_TASK DIRECTIONS_:
Lines holding the string "content" in the listing below are to be copied.

_DATA FOR THIS TASK_:

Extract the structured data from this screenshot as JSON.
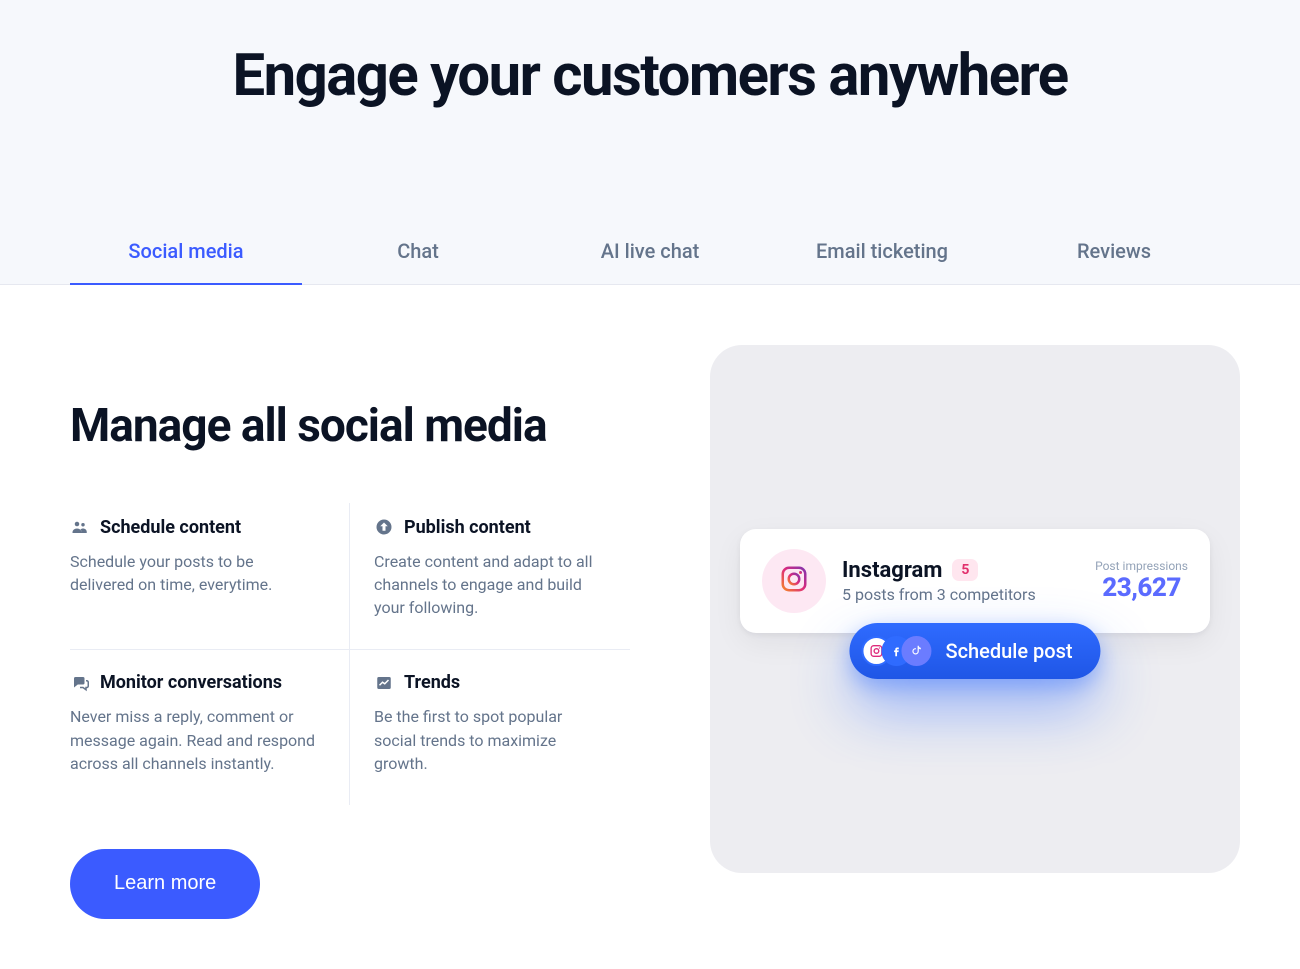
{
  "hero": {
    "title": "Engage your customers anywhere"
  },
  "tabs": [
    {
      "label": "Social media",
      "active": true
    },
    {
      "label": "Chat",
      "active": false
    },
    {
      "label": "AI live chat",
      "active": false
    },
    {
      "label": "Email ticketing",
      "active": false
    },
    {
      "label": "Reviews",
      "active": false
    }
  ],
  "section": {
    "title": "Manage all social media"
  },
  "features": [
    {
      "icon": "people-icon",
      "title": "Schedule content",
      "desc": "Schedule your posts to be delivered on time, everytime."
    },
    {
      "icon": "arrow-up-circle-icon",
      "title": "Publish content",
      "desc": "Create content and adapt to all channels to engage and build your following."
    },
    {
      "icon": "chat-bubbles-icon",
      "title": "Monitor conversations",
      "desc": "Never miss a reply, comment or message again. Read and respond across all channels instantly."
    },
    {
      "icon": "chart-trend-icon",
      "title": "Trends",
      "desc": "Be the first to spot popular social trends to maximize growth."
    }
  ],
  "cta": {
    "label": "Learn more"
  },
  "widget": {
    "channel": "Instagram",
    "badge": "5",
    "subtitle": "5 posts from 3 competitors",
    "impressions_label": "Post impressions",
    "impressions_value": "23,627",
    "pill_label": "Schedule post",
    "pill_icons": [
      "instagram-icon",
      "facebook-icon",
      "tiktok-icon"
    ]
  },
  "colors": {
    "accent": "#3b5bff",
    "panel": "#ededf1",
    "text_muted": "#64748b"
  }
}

_TASK OUTPUT_:
      "title": "Schedule content",
      "title": "Publish content",
      "desc": "Create content and adapt to all channels to engage and build your following."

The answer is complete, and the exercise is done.